I’m Cathy Fosnot, I was a professor for many years at City College of New York, I founded the Mathematics in the City, a National Centre of in-service for Math education and the author of various books and articles on mathematics education including the Contexts for Learning Series from Heinemann, and I am the Senior Content Advisor with the academic team in DreamBox learning.

When children are constructing multiplication they often start by needing to build a whole system of ones. So, if the context is “What’s 3 x 6?”, kids will count out 6, count out another 6, count out another 6, make sure they have 3 groups and to get the answer they go all the way back and count from 1 again. Eventually they begin to skip count and use repeated addition, and repeated addition usually builds into kids beginning to realize they can regroup groups. So, something like 12 fifteens, kids will regroup the fifteens putting two together and turn 12 fifteens into 6 thirties. So, this is a developmental pathway to really support children to begin to move from just a system of ones to skip counting to a system of that’s based on regrouping of groups that gets the kids the doubling and halving, and that can build into the use of 10 times, which eventually build into partial products. So, in Dreambox we built digital tools that would ensure that children would move along these developmental pathways. For example, we built a DreamBox tool that would be a Digital Array, we built a Digital Ratio Table, we built a Digital Number Line where we could show 6 + 6 + 6 + 6 as being equivalent to 2 twelve’s. And really building this whole foundation, one of the things that was really important to us in DreamBox was to ensure that we weren’t just focusing on procedures, that we were really building the underline foundation for Algebra.

One of the things we are trying to do in Dreambox is build multiple tools that allow multiple ways into content. And some children choose one over another, like some better than others, do better with some than they do with others. And we also build repertoires that way of multiple ways to represent concepts. In many programs other than Dreambox, they may call themselves adaptive, but usually what they mean is, you do this activity first, the sequence of activities or this unit, and when you’ve finished it, you’ve mastered it, you go to the next one. And if that next one is too hard for you, it puts you back in the one prior again and you repeat it or repeat a variation on it – they call that adaptive. And that’s not intelligent adaption. That’s not providing children with any kind of personalised program. That’s just a feedback loop, that is a linear pathway.
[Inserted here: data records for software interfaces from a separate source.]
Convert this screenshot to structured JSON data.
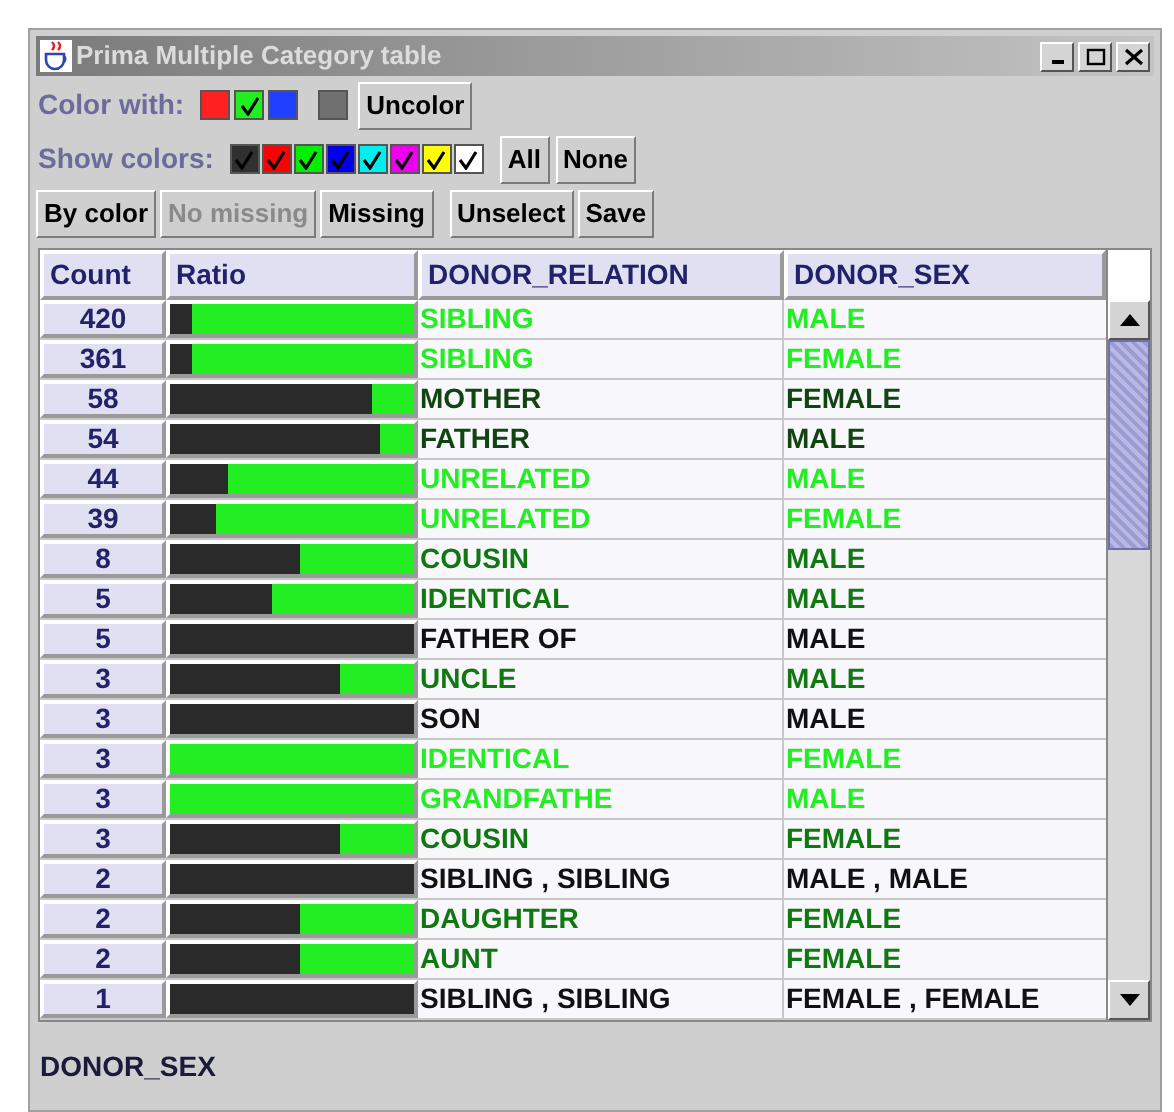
{
  "window": {
    "title": "Prima Multiple Category table"
  },
  "color_with": {
    "label": "Color with:",
    "swatches": [
      {
        "color": "#ff2020",
        "checked": false
      },
      {
        "color": "#20ee20",
        "checked": true
      },
      {
        "color": "#2040ff",
        "checked": false
      },
      {
        "color": "#707070",
        "checked": false
      }
    ],
    "button": "Uncolor"
  },
  "show_colors": {
    "label": "Show colors:",
    "swatches": [
      {
        "color": "#303030",
        "checked": true
      },
      {
        "color": "#ff0000",
        "checked": true
      },
      {
        "color": "#00ee00",
        "checked": true
      },
      {
        "color": "#0000ee",
        "checked": true
      },
      {
        "color": "#00eeee",
        "checked": true
      },
      {
        "color": "#ee00ee",
        "checked": true
      },
      {
        "color": "#ffff00",
        "checked": true
      },
      {
        "color": "#ffffff",
        "checked": true
      }
    ],
    "buttons": [
      "All",
      "None"
    ]
  },
  "toolbar": [
    {
      "label": "By color",
      "disabled": false
    },
    {
      "label": "No missing",
      "disabled": true
    },
    {
      "label": "Missing",
      "disabled": false
    },
    {
      "label": "Unselect",
      "disabled": false
    },
    {
      "label": "Save",
      "disabled": false
    }
  ],
  "table": {
    "columns": [
      "Count",
      "Ratio",
      "DONOR_RELATION",
      "DONOR_SEX"
    ],
    "rows": [
      {
        "count": "420",
        "level": 0.91,
        "relation": "SIBLING",
        "sex": "MALE",
        "color": "#22ee22"
      },
      {
        "count": "361",
        "level": 0.91,
        "relation": "SIBLING",
        "sex": "FEMALE",
        "color": "#22ee22"
      },
      {
        "count": "58",
        "level": 0.17,
        "relation": "MOTHER",
        "sex": "FEMALE",
        "color": "#114411"
      },
      {
        "count": "54",
        "level": 0.14,
        "relation": "FATHER",
        "sex": "MALE",
        "color": "#114411"
      },
      {
        "count": "44",
        "level": 0.76,
        "relation": "UNRELATED",
        "sex": "MALE",
        "color": "#22ee22"
      },
      {
        "count": "39",
        "level": 0.81,
        "relation": "UNRELATED",
        "sex": "FEMALE",
        "color": "#22ee22"
      },
      {
        "count": "8",
        "level": 0.47,
        "relation": "COUSIN",
        "sex": "MALE",
        "color": "#117711"
      },
      {
        "count": "5",
        "level": 0.58,
        "relation": "IDENTICAL",
        "sex": "MALE",
        "color": "#117711"
      },
      {
        "count": "5",
        "level": 0,
        "relation": "FATHER OF",
        "sex": "MALE",
        "color": "#111111"
      },
      {
        "count": "3",
        "level": 0.3,
        "relation": "UNCLE",
        "sex": "MALE",
        "color": "#117711"
      },
      {
        "count": "3",
        "level": 0,
        "relation": "SON",
        "sex": "MALE",
        "color": "#111111"
      },
      {
        "count": "3",
        "level": 1,
        "relation": "IDENTICAL",
        "sex": "FEMALE",
        "color": "#22ee22"
      },
      {
        "count": "3",
        "level": 1,
        "relation": "GRANDFATHE",
        "sex": "MALE",
        "color": "#22ee22"
      },
      {
        "count": "3",
        "level": 0.3,
        "relation": "COUSIN",
        "sex": "FEMALE",
        "color": "#117711"
      },
      {
        "count": "2",
        "level": 0,
        "relation": "SIBLING , SIBLING",
        "sex": "MALE , MALE",
        "color": "#111111"
      },
      {
        "count": "2",
        "level": 0.47,
        "relation": "DAUGHTER",
        "sex": "FEMALE",
        "color": "#117711"
      },
      {
        "count": "2",
        "level": 0.47,
        "relation": "AUNT",
        "sex": "FEMALE",
        "color": "#117711"
      },
      {
        "count": "1",
        "level": 0,
        "relation": "SIBLING , SIBLING",
        "sex": "FEMALE , FEMALE",
        "color": "#111111"
      }
    ]
  },
  "status_bar": "DONOR_SEX"
}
What we try to do in Dreambox is something quite different. We’ve tried to develop multiple pathways with multiple tools to build multiple representations. This allows children to actually think they’re choosing where they want to go in the environment and in many ways they are, but we’re also choosing which openings to provide. So, a child maybe has three or four different games that are available to him or her and these are now open, and depending on how a child does with one, the child may then choose to do another, or new doors open. And there’s always multiple games for children to play and multiple places to go in the environment.
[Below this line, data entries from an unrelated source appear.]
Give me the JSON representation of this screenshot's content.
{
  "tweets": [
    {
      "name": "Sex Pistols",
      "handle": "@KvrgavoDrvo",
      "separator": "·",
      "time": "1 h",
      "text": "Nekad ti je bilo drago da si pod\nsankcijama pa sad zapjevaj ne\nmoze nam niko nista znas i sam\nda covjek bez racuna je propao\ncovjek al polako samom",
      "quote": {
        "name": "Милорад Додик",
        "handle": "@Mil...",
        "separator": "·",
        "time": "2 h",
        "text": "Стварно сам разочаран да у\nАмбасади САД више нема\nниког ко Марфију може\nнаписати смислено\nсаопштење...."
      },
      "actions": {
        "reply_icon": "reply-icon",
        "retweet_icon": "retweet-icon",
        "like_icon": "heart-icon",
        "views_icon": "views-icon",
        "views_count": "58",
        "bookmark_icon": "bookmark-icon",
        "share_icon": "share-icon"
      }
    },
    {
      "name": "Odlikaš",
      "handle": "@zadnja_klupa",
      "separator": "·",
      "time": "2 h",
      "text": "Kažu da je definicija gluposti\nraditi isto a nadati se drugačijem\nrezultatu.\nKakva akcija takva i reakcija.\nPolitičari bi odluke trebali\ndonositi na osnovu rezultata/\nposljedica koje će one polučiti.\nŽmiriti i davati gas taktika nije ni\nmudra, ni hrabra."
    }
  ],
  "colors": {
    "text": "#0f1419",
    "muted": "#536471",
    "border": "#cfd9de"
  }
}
Cathy Fosnot, Ed.D.
Professor Emeritus of Education at the City College of New York.
Founding Director of Mathematics in the City, CCNY
Acclaimed author of the “Contexts for Learning Mathematics Series (K-6)”